Restate all of the entries exactly. Any picture in them should be skipped.

Data records for software interfaces
=-=-=
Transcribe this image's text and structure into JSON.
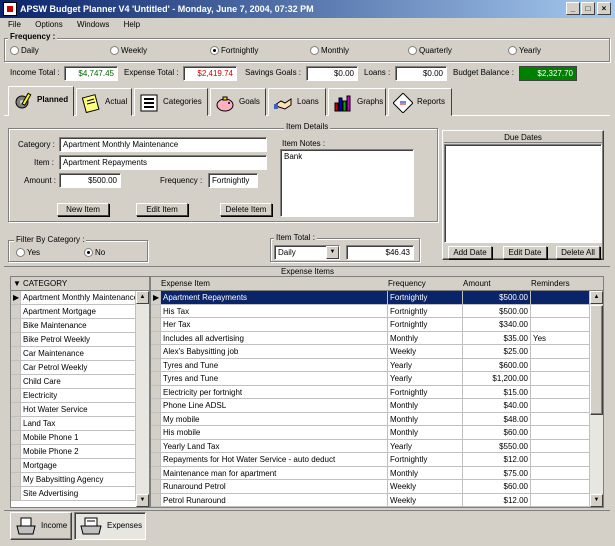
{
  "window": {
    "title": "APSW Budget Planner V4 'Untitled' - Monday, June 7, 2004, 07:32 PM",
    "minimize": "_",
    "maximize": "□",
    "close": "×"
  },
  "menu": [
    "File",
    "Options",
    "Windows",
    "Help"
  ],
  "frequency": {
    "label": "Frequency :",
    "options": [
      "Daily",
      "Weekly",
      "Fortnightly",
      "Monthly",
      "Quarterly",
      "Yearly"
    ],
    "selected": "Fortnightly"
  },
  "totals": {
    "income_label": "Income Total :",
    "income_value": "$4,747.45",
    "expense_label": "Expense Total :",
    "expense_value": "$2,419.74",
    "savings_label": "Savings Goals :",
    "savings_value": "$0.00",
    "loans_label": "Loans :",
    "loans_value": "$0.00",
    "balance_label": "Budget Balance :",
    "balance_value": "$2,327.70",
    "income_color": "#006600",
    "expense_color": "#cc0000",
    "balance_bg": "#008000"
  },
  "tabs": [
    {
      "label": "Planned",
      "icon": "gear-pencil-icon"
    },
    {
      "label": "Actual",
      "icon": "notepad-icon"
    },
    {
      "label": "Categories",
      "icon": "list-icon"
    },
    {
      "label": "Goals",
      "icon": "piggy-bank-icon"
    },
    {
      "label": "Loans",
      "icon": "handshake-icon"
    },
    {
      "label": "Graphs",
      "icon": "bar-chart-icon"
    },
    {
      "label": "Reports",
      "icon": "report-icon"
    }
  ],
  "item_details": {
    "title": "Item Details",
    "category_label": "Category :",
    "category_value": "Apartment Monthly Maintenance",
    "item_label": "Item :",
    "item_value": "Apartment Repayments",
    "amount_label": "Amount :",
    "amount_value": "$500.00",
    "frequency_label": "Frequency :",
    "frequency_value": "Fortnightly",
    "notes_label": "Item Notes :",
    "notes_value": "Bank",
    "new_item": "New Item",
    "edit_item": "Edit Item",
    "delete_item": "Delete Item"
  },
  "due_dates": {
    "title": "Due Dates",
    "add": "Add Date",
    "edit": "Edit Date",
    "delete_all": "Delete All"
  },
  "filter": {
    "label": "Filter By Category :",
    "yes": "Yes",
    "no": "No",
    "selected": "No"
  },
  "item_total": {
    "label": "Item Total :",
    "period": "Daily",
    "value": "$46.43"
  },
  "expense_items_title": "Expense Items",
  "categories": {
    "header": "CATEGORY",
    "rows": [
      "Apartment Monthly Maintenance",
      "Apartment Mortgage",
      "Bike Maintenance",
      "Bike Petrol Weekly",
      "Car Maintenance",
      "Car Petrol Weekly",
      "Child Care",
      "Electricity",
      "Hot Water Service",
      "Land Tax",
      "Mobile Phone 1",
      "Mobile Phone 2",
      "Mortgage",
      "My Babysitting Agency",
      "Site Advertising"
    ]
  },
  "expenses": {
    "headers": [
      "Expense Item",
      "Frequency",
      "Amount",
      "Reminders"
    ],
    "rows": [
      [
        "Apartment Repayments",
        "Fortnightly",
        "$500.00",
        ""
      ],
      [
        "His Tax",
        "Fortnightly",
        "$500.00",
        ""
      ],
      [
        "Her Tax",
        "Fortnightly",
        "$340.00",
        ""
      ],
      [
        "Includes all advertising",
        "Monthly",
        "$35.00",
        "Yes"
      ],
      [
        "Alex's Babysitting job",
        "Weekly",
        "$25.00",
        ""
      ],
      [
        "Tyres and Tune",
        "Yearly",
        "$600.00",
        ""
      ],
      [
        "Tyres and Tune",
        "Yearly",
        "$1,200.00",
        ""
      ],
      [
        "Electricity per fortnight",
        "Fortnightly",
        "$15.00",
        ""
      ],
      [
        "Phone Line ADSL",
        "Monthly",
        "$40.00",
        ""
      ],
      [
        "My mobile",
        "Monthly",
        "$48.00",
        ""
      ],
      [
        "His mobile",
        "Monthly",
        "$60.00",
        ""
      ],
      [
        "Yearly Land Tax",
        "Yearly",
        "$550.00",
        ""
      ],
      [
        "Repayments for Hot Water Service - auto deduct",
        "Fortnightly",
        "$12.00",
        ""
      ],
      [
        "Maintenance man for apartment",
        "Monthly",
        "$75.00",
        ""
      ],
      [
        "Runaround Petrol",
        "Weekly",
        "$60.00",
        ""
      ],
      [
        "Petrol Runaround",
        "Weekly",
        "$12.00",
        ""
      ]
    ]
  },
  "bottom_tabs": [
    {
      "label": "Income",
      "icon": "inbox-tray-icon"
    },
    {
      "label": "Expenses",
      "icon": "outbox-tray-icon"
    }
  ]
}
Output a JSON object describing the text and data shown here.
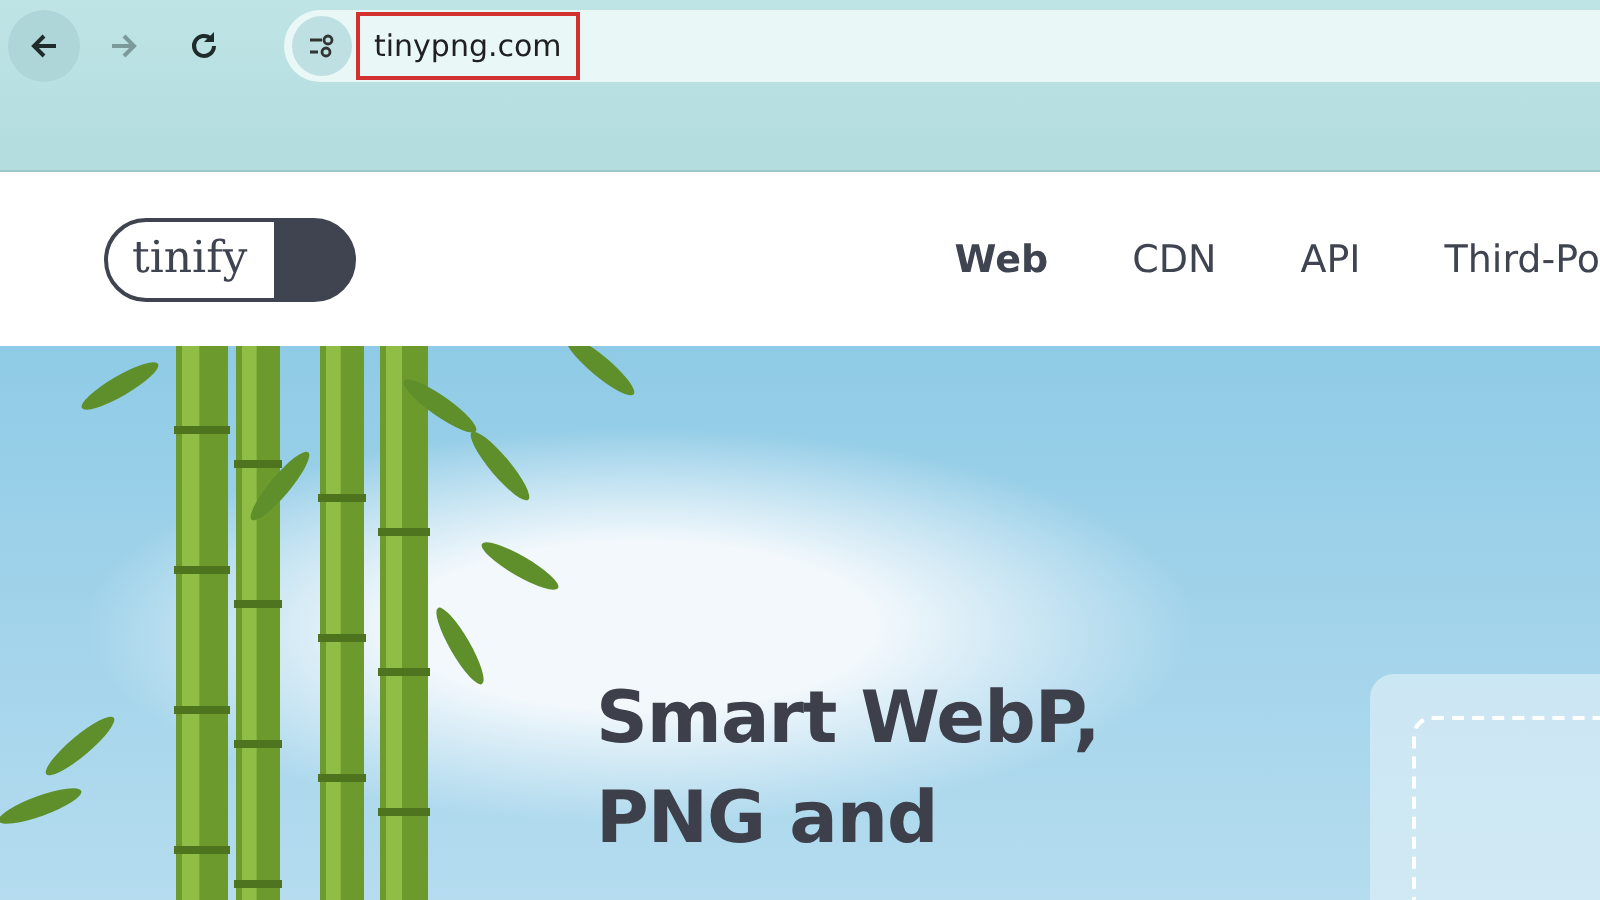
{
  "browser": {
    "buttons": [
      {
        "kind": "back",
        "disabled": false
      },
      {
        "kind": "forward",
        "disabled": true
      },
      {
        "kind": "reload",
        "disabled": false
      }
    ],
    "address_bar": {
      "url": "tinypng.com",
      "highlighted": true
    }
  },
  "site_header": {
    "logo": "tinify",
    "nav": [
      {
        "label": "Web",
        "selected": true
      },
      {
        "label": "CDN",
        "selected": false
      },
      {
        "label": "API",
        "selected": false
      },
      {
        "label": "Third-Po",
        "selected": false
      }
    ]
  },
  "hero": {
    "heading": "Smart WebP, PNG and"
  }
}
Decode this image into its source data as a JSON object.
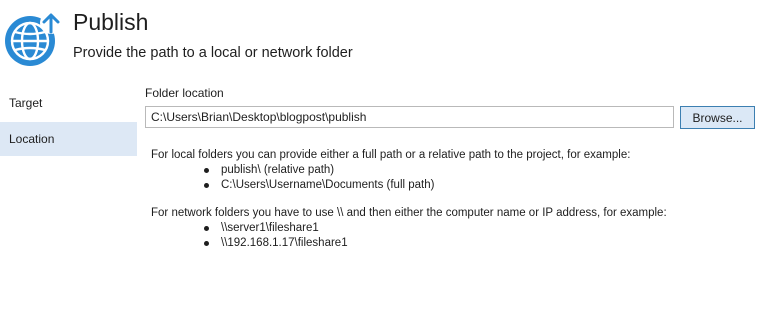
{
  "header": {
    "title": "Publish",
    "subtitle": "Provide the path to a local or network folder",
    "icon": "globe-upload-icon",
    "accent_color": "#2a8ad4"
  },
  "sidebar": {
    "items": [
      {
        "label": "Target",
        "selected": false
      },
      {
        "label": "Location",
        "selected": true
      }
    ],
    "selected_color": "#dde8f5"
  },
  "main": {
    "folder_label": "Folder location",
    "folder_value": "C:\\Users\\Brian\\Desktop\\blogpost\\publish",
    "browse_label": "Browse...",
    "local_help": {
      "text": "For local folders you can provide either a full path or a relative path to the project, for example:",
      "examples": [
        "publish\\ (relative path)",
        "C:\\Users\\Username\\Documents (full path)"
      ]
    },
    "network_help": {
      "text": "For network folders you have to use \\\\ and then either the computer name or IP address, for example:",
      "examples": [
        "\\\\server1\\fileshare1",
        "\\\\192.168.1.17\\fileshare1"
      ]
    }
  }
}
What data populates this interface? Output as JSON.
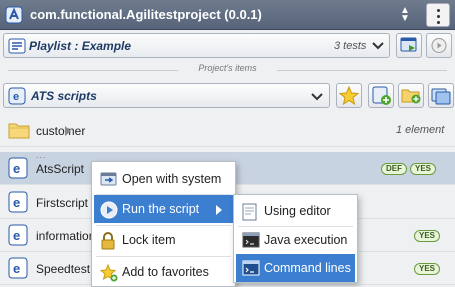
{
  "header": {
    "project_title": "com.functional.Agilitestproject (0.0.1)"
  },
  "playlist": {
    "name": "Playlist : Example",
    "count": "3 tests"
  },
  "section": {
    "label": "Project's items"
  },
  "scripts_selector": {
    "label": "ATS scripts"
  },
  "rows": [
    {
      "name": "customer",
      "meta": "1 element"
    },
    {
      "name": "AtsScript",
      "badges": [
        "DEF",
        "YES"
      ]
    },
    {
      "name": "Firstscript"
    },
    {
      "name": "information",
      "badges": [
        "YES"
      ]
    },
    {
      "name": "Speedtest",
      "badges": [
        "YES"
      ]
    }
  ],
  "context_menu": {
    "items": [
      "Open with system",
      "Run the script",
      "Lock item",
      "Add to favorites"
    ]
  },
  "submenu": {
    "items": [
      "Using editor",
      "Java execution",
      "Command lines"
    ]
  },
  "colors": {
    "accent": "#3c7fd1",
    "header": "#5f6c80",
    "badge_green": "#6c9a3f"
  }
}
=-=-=
Result
Transcribe this image's text and structure into JSON.
{
  "window": {
    "title": "APSW Budget Planner V4 'Untitled' - Monday, June 7, 2004, 07:32 PM",
    "minimize": "_",
    "maximize": "□",
    "close": "×"
  },
  "menu": [
    "File",
    "Options",
    "Windows",
    "Help"
  ],
  "frequency": {
    "label": "Frequency :",
    "options": [
      "Daily",
      "Weekly",
      "Fortnightly",
      "Monthly",
      "Quarterly",
      "Yearly"
    ],
    "selected": "Fortnightly"
  },
  "totals": {
    "income_label": "Income Total :",
    "income_value": "$4,747.45",
    "expense_label": "Expense Total :",
    "expense_value": "$2,419.74",
    "savings_label": "Savings Goals :",
    "savings_value": "$0.00",
    "loans_label": "Loans :",
    "loans_value": "$0.00",
    "balance_label": "Budget Balance :",
    "balance_value": "$2,327.70",
    "income_color": "#006600",
    "expense_color": "#cc0000",
    "balance_bg": "#008000"
  },
  "tabs": [
    {
      "label": "Planned",
      "icon": "gear-pencil-icon"
    },
    {
      "label": "Actual",
      "icon": "notepad-icon"
    },
    {
      "label": "Categories",
      "icon": "list-icon"
    },
    {
      "label": "Goals",
      "icon": "piggy-bank-icon"
    },
    {
      "label": "Loans",
      "icon": "handshake-icon"
    },
    {
      "label": "Graphs",
      "icon": "bar-chart-icon"
    },
    {
      "label": "Reports",
      "icon": "report-icon"
    }
  ],
  "item_details": {
    "title": "Item Details",
    "category_label": "Category :",
    "category_value": "Apartment Monthly Maintenance",
    "item_label": "Item :",
    "item_value": "Apartment Repayments",
    "amount_label": "Amount :",
    "amount_value": "$500.00",
    "frequency_label": "Frequency :",
    "frequency_value": "Fortnightly",
    "notes_label": "Item Notes :",
    "notes_value": "Bank",
    "new_item": "New Item",
    "edit_item": "Edit Item",
    "delete_item": "Delete Item"
  },
  "due_dates": {
    "title": "Due Dates",
    "add": "Add Date",
    "edit": "Edit Date",
    "delete_all": "Delete All"
  },
  "filter": {
    "label": "Filter By Category :",
    "yes": "Yes",
    "no": "No",
    "selected": "No"
  },
  "item_total": {
    "label": "Item Total :",
    "period": "Daily",
    "value": "$46.43"
  },
  "expense_items_title": "Expense Items",
  "categories": {
    "header": "CATEGORY",
    "rows": [
      "Apartment Monthly Maintenance",
      "Apartment Mortgage",
      "Bike Maintenance",
      "Bike Petrol Weekly",
      "Car Maintenance",
      "Car Petrol Weekly",
      "Child Care",
      "Electricity",
      "Hot Water Service",
      "Land Tax",
      "Mobile Phone 1",
      "Mobile Phone 2",
      "Mortgage",
      "My Babysitting Agency",
      "Site Advertising"
    ]
  },
  "expenses": {
    "headers": [
      "Expense Item",
      "Frequency",
      "Amount",
      "Reminders"
    ],
    "rows": [
      [
        "Apartment Repayments",
        "Fortnightly",
        "$500.00",
        ""
      ],
      [
        "His Tax",
        "Fortnightly",
        "$500.00",
        ""
      ],
      [
        "Her Tax",
        "Fortnightly",
        "$340.00",
        ""
      ],
      [
        "Includes all advertising",
        "Monthly",
        "$35.00",
        "Yes"
      ],
      [
        "Alex's Babysitting job",
        "Weekly",
        "$25.00",
        ""
      ],
      [
        "Tyres and Tune",
        "Yearly",
        "$600.00",
        ""
      ],
      [
        "Tyres and Tune",
        "Yearly",
        "$1,200.00",
        ""
      ],
      [
        "Electricity per fortnight",
        "Fortnightly",
        "$15.00",
        ""
      ],
      [
        "Phone Line ADSL",
        "Monthly",
        "$40.00",
        ""
      ],
      [
        "My mobile",
        "Monthly",
        "$48.00",
        ""
      ],
      [
        "His mobile",
        "Monthly",
        "$60.00",
        ""
      ],
      [
        "Yearly Land Tax",
        "Yearly",
        "$550.00",
        ""
      ],
      [
        "Repayments for Hot Water Service - auto deduct",
        "Fortnightly",
        "$12.00",
        ""
      ],
      [
        "Maintenance man for apartment",
        "Monthly",
        "$75.00",
        ""
      ],
      [
        "Runaround Petrol",
        "Weekly",
        "$60.00",
        ""
      ],
      [
        "Petrol Runaround",
        "Weekly",
        "$12.00",
        ""
      ]
    ]
  },
  "bottom_tabs": [
    {
      "label": "Income",
      "icon": "inbox-tray-icon"
    },
    {
      "label": "Expenses",
      "icon": "outbox-tray-icon"
    }
  ]
}
Output a JSON object describing the text and data shown here.
{
  "browser": {
    "buttons": [
      {
        "kind": "back",
        "disabled": false
      },
      {
        "kind": "forward",
        "disabled": true
      },
      {
        "kind": "reload",
        "disabled": false
      }
    ],
    "address_bar": {
      "url": "tinypng.com",
      "highlighted": true
    }
  },
  "site_header": {
    "logo": "tinify",
    "nav": [
      {
        "label": "Web",
        "selected": true
      },
      {
        "label": "CDN",
        "selected": false
      },
      {
        "label": "API",
        "selected": false
      },
      {
        "label": "Third-Po",
        "selected": false
      }
    ]
  },
  "hero": {
    "heading": "Smart WebP, PNG and"
  }
}
Decode this image into its source data as a JSON object.
{
  "header": {
    "title": "Publish",
    "subtitle": "Provide the path to a local or network folder",
    "icon": "globe-upload-icon",
    "accent_color": "#2a8ad4"
  },
  "sidebar": {
    "items": [
      {
        "label": "Target",
        "selected": false
      },
      {
        "label": "Location",
        "selected": true
      }
    ],
    "selected_color": "#dde8f5"
  },
  "main": {
    "folder_label": "Folder location",
    "folder_value": "C:\\Users\\Brian\\Desktop\\blogpost\\publish",
    "browse_label": "Browse...",
    "local_help": {
      "text": "For local folders you can provide either a full path or a relative path to the project, for example:",
      "examples": [
        "publish\\ (relative path)",
        "C:\\Users\\Username\\Documents (full path)"
      ]
    },
    "network_help": {
      "text": "For network folders you have to use \\\\ and then either the computer name or IP address, for example:",
      "examples": [
        "\\\\server1\\fileshare1",
        "\\\\192.168.1.17\\fileshare1"
      ]
    }
  }
}
What data populates this interface? Output as JSON.
{
  "header": {
    "project_title": "com.functional.Agilitestproject (0.0.1)"
  },
  "playlist": {
    "name": "Playlist : Example",
    "count": "3 tests"
  },
  "section": {
    "label": "Project's items"
  },
  "scripts_selector": {
    "label": "ATS scripts"
  },
  "rows": [
    {
      "name": "customer",
      "meta": "1 element"
    },
    {
      "name": "AtsScript",
      "badges": [
        "DEF",
        "YES"
      ]
    },
    {
      "name": "Firstscript"
    },
    {
      "name": "information",
      "badges": [
        "YES"
      ]
    },
    {
      "name": "Speedtest",
      "badges": [
        "YES"
      ]
    }
  ],
  "context_menu": {
    "items": [
      "Open with system",
      "Run the script",
      "Lock item",
      "Add to favorites"
    ]
  },
  "submenu": {
    "items": [
      "Using editor",
      "Java execution",
      "Command lines"
    ]
  },
  "colors": {
    "accent": "#3c7fd1",
    "header": "#5f6c80",
    "badge_green": "#6c9a3f"
  }
}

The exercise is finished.